Unmade is a hybrid company that spans the spheres of tech, fashion and sustainability. This week I went to visit their studio to learn more about their mission, their processes and, of course, their clothes.
You’ll find Unmade in an airy studio in the heart of Somerset house, London. Founded by Royal College of Art alum Ben Alun-Jones, Hal Watts and Kirsty Emery, Unmade is a unique fusion informed by fashion, engineering and technology, and their studio houses designers, knitwear experts and developers all under one roof.
As Ben explained to me: ‘a shift in manufacturing is coming and has been coming for fifteen years, and it’s now becoming viable because of improvements in manufacturing tech.’ It was whilst studying that the company founders first became acquainted with industrial knitting machines; they realised that in order to create an innovative business for the fashion industry they didn’t need to build a whole new machine, they just needed to add a layer of software. This way they could use technology to unlock the potential of a connected supply chain whilst also upping quality, improving sustainability and dramatically reducing waste.
That software idea became the basis of Unmade as we know it today. Essentially, they’re an on demand service. Their technology can be added to any industrial knitting machine and connects the machine to both the internet and the customer. In simple terms: the customer creates and places an order online, it comes through to the machines and is only manufactured at that point, creating a zero waste production process. The machine makes the pieces to the exact size and requirements needed, meaning there’s no offcuts or wasted resources, and then the clothes are finished by hand by experts. These machines sit in the room adjacent to the Unmade office space, so every order is created by machines before being finished by experts under ethical conditions in London. The video below explains their process:
[vimeo 154627498 w=640 h=360]
One of Unmade’s strongest points is their completely customisable designs. Their business combines old and new, harking back to the days of traditional tailoring with every item of clothing being made and customised specially for the purchaser, but being implemented now due to new developments of technology. Customers can change colours, patterns and styles to design a product that’s completely unique to them, but still affordable because of the use of technology and the longevity of resources thanks to reduced waste. Products start at £60 on the Unmade website, which isn’t a huge leap from the cost of many fast fashion stores, but for that price you get an investment piece. Handmade, zero waste and completely personal to you.
Whilst their products are available online, Unmade have also done real life pop up stores over the years, to show people just how easy it is. At these pop ups in the likes of Selfridges people could create and customise a design on an iPad, for it then to be sent to the machine and made right in front of them. Products take varying amounts of time depending on their size, with some taking a few hours but, considering each product is an entirely unique design, Unmade prove that slow fashion doesn’t actually have to be that slow.

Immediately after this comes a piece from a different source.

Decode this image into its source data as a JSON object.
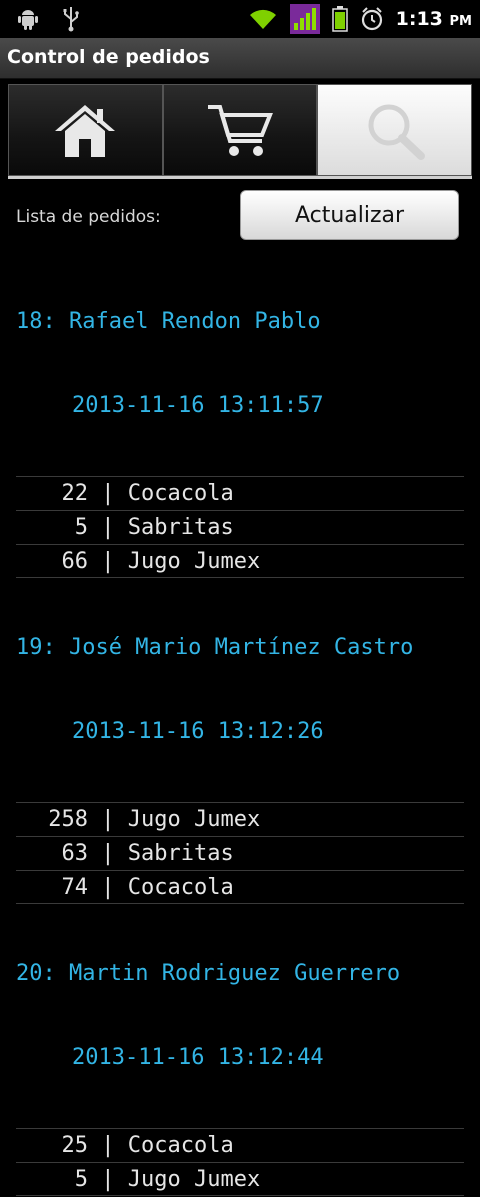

This isn’t all for Unmade however. While they continue to sell their products, there are much bigger dreams on the horizon. Because their technology is an add on to a machine that is already widely used across the knitwear industry, global implementation of that technology into production processes is not too difficult. As they move forward Unmade want to help more companies improve their sustainability whilst also manufacturing a more relevant, demand-based product. As Ben told me, ‘industrial methods have the potential to be sustainable if we just implement the correct methods. In recent times theres been a global slow down in retail across the board, our technology gives an opportunity for brands to be differentiated and competitive whilst also improving their supply chain.’
The aim with Unmade is to make something better in every category, with sustainability as an underlying theme. So their technology doesn’t just improve sustainability but also the supply chain, customer relationship and the ability to provide unique products, meaning there’s something for everyone: ‘While the idea may seem niche, knitwear makes up 20% of the worlds clothing, so even that is a serious impact. However this is also a broad approach to how the industry needs to transform.’ Unmade hope to partner with a variety of companies that really want to improve in all areas of their production processes, both in terms of environmental impact but also labour conditions, and Unmade believe their technology can be a key part of this process.

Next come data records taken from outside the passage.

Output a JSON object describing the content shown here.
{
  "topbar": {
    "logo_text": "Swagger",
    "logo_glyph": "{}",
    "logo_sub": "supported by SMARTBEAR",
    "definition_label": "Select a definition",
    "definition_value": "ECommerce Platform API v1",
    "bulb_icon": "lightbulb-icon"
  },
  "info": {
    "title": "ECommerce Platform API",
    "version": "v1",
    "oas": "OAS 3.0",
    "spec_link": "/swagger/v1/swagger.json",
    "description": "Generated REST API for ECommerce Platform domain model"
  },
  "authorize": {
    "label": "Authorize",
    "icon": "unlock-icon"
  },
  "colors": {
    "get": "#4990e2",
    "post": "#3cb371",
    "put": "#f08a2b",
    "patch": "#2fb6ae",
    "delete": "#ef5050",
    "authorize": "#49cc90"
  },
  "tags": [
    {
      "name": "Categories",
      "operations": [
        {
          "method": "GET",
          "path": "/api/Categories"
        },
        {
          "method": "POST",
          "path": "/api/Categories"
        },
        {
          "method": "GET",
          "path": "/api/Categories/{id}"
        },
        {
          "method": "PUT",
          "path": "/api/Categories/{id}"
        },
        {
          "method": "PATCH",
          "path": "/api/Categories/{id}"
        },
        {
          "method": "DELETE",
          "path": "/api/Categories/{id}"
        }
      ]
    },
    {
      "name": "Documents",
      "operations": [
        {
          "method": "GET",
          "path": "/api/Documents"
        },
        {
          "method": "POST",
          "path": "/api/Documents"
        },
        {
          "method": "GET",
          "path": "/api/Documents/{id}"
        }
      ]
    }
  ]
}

With one third of fabric currently going to waste from production and 10 – 25% of clothing currently going to landfill (no one is sure of the exact amount but its in this range), Unmade is showing that there is a true alternative to the norm. The increase in technology and communication in our daily lives has made us more aware than ever of environmental and ethical issues surrounding our clothes, but Unmade proves that technology also provides solutions. Moving forward they aim to become providers for other companies with their industrial tech, in the hope that fast fashion will catch on and start changing too. People want more from their brands and their clothes these days, and Unmade is here to provide modern day answers to these demands.
If you want to get an Unmade product for yourself you can shop/customise here.
Until next time, stay magic y’all.